35

36

Conclusion
The threat of new entry is quite high: if anyone looks as if they're

making a sustained profit, new competitors can come into the


industry easily, reducing profits.
Competitive rivalry is extremely high: if someone raises prices,
they'll be quickly undercut. Intense competition puts strong
downward pressure on prices.
Buyer Power is strong, again implying strong downward pressure
on prices.
There is some threat of substitution.
Unless he is able to find some way of changing this situation, this
looks like a very tough industry to survive in. Maybe he'll need to
specialize in a sector of the market that's protected from some of
these forces, or find a related business that's in a stronger position.
37

Copyright 2007 Prentice Hall

Industry Analysis: The External Factor


Evaluation (EFE) Matrix
Summarize & Evaluate
Economic
Social
Cultural

Government
Demographic
al
Environmenta Technologic
l
al
Political

Competitive

Ch 3 -38

Copyright 2007 Prentice Hall

Ch 3 -39

Copyright 2007 Prentice Hall

Ch 3 -40

Copyright 2007 Prentice Hall

Industry Analysis EFE


Total weighted score of 4.0

Organization response is outstanding to threats and


weaknesses

Total weighted score of 1.0

Firms strategies not capitalizing on opportunities


or avoiding threats

Ch 3 -41

Copyright 2007 Prentice Hall

Industry Analysis EFE

Important --

Understanding the factors used in the EFE


Matrix is more important than the actual
weights and ratings assigned.

Ch 3 -42

Copyright 2007 Prentice Hall

Industry Analysis: Competitive Profile


Matrix (CPM)

Identifies firms major competitors and


their strengths & weaknesses in
relation to a sample firms strategic
positions

Ch 3 -43

Copyright 2007 Prentice Hall

Gateway

Apple

Dell

Wt

Rating

Wtd
Score

Rating

Wtd
Score

Rating

Wtd
Score

Market share

0.15

0.45

0.30

0.60

Inventory sys

0.08

0.16

0.16

0.32

Fin position

0.10

0.20

0.30

0.30

Prod. Quality

0.08

0.24

0.32

0.24

Cons. Loyalty

0.02

0.06

0.06

0.08

Sales Distr

0.10

0.30

0.20

0.30

Global Exp.

0.15

0.45

0.30

0.60

Org. Structure

0.05

0.15

0.15

0.15

CSFs

Ch 3 -44

Copyright 2007 Prentice Hall

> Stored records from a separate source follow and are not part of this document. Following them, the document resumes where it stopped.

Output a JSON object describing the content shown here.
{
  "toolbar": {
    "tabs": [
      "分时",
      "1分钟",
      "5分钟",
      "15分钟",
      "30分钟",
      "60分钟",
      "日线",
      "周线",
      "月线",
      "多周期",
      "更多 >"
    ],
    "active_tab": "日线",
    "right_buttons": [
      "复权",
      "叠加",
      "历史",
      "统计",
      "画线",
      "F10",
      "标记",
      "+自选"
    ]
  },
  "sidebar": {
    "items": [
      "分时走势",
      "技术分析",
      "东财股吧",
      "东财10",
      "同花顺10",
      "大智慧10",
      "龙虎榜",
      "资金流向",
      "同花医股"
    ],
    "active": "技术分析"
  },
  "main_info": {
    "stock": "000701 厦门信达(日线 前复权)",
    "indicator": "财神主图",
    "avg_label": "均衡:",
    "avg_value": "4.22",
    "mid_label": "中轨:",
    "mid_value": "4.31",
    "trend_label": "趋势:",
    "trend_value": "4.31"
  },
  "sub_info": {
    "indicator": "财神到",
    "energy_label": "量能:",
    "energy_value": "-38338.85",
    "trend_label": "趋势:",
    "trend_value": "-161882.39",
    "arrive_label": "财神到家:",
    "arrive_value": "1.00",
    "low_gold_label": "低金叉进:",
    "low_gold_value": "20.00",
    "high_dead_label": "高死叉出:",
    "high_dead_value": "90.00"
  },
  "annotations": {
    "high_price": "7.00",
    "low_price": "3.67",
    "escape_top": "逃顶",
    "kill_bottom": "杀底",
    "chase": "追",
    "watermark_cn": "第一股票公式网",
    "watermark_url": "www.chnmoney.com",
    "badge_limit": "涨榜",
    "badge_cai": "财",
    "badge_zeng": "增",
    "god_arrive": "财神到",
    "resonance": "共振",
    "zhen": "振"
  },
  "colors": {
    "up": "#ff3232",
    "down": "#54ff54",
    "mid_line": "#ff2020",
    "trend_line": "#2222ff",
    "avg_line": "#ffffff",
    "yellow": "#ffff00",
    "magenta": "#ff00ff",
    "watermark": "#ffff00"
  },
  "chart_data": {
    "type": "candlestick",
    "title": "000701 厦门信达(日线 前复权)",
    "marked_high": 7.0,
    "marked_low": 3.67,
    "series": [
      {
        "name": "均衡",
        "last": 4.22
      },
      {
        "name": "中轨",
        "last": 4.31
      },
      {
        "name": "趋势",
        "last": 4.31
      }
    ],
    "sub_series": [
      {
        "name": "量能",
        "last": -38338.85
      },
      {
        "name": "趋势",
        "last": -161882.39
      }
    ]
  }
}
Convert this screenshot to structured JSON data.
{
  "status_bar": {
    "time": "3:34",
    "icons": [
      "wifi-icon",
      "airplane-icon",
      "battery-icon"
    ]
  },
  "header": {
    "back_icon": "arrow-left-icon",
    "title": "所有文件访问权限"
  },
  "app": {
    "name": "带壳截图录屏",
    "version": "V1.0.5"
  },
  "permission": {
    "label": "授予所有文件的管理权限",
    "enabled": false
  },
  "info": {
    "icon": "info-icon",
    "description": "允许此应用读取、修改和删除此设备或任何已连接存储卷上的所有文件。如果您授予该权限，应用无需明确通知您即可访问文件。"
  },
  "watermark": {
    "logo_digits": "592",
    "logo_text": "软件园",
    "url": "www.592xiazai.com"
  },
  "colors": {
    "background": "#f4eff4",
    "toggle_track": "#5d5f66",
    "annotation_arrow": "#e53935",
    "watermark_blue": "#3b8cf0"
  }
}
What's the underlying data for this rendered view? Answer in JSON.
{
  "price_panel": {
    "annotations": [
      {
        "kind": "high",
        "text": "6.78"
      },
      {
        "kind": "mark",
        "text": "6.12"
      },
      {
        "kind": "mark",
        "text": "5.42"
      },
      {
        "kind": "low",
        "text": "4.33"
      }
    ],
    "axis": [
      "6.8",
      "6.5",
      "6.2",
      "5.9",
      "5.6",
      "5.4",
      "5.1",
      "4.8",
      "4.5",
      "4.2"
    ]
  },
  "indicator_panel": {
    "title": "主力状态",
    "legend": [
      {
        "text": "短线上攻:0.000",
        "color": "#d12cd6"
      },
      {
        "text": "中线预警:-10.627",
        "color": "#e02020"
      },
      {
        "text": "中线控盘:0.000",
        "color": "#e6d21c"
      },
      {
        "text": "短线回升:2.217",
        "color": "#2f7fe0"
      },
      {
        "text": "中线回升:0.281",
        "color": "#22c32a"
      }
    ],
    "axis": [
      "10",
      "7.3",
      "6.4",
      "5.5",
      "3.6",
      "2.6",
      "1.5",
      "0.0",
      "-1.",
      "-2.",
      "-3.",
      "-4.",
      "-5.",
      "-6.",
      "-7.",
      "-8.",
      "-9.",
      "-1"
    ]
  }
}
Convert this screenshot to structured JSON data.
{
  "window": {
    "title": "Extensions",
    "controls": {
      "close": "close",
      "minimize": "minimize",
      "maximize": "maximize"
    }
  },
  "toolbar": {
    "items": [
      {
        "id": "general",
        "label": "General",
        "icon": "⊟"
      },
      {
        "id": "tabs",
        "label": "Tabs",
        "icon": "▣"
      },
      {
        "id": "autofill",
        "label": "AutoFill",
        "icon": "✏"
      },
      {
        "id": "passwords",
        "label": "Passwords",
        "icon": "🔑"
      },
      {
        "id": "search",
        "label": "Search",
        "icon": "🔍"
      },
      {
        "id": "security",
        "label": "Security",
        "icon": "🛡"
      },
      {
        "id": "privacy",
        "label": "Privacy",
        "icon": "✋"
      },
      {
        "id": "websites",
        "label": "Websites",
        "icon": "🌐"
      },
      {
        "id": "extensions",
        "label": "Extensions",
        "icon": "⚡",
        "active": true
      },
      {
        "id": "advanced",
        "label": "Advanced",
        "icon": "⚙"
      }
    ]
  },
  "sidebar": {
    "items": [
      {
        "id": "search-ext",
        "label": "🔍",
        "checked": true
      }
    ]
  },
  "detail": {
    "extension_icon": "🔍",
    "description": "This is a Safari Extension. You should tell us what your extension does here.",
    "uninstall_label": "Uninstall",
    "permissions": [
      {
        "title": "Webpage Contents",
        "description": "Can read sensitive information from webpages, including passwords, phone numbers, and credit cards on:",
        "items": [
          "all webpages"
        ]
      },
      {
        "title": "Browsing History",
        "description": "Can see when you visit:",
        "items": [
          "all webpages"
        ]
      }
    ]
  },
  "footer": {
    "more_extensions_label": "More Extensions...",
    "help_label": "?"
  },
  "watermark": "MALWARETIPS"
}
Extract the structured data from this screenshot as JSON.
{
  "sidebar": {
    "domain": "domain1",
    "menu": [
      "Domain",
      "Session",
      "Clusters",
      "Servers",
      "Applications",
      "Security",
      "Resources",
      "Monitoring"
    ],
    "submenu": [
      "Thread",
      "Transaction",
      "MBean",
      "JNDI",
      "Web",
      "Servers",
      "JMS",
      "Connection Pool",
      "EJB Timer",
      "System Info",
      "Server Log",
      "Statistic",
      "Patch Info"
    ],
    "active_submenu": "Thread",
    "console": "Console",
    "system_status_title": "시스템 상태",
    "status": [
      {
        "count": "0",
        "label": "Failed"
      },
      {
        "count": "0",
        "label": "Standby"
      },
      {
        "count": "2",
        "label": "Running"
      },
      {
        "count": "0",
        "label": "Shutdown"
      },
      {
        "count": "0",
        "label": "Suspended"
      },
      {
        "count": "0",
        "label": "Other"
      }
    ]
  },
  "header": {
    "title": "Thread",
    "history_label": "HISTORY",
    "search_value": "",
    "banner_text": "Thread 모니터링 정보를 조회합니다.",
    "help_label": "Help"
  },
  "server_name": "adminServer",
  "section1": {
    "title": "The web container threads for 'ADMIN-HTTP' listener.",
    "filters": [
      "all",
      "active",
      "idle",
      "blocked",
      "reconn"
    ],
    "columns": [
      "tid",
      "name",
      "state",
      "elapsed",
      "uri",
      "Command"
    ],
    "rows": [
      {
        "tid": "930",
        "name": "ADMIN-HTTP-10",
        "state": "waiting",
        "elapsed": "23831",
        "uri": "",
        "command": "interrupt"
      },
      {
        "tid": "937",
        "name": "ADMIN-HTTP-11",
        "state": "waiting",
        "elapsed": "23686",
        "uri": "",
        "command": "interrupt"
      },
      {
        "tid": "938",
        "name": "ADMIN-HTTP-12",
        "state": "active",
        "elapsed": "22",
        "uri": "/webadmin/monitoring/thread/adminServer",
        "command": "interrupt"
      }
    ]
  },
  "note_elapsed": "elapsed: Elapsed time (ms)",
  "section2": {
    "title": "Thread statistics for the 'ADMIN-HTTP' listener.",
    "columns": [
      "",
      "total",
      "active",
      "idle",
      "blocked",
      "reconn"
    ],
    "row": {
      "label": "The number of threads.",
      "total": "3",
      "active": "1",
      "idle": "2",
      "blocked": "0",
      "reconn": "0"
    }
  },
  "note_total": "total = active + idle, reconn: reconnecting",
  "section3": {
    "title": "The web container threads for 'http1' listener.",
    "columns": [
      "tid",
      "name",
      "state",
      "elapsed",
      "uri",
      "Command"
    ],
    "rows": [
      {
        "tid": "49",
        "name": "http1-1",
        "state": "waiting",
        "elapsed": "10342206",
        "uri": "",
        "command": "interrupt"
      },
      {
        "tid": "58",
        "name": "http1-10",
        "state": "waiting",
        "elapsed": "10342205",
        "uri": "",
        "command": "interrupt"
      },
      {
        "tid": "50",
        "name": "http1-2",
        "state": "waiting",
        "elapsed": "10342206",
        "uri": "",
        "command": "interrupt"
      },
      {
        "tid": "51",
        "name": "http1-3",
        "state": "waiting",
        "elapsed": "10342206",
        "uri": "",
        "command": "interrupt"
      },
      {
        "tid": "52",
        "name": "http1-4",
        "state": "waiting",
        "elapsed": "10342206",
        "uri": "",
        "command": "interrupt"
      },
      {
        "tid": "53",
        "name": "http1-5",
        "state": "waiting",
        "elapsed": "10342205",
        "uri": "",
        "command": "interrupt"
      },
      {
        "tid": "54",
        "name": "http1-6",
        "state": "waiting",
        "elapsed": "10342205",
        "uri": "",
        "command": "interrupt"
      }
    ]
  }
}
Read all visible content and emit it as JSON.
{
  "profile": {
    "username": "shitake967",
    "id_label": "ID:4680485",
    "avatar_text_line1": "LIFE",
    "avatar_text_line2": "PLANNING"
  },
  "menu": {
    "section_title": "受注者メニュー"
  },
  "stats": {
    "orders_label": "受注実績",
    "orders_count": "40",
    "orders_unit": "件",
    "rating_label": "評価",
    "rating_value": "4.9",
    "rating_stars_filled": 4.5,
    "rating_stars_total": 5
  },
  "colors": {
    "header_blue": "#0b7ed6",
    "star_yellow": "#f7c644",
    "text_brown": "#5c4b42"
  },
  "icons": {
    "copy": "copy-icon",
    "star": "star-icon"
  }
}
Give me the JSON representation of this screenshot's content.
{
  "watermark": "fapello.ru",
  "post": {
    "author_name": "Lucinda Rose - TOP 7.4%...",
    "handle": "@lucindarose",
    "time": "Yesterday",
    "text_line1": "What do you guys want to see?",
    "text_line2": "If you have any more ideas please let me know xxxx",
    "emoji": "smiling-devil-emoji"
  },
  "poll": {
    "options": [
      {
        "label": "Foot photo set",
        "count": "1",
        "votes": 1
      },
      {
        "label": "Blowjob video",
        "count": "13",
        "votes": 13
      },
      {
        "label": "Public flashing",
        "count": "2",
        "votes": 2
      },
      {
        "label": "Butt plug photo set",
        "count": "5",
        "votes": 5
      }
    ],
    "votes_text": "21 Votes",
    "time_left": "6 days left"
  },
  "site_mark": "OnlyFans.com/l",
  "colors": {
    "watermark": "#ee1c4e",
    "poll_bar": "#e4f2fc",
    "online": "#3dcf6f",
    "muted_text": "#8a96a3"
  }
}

Gateway

Apple

Dell

CSFs (contd)

Wt

Rating

Wtd
Score

Rating

Wtd
Score

Rating

Wtd
Score

Prod. Capacity

0.04

0.12

0.12

0.12

E-commerce

0.10

0.30

0.30

0.30

Customer Serv

0.10

0.30

0.20

0.40

Price competitive

0.02

0.08

0.02

0.06

Mgt. experience

0.01

0.02

0.04

0.02

Total

1.00

2.83

2.47

3.49

Ch 3 -45

Copyright 2007 Prentice Hall

Industry Analysis CPM

Important --

Just because one firm receives a 3.2 rating


and another receives a 2.8 rating, it does not
follow that the first firm is 20 percent better
than the second.

Ch 3 -46

THANK YOU

KRISHAN GOPAL
47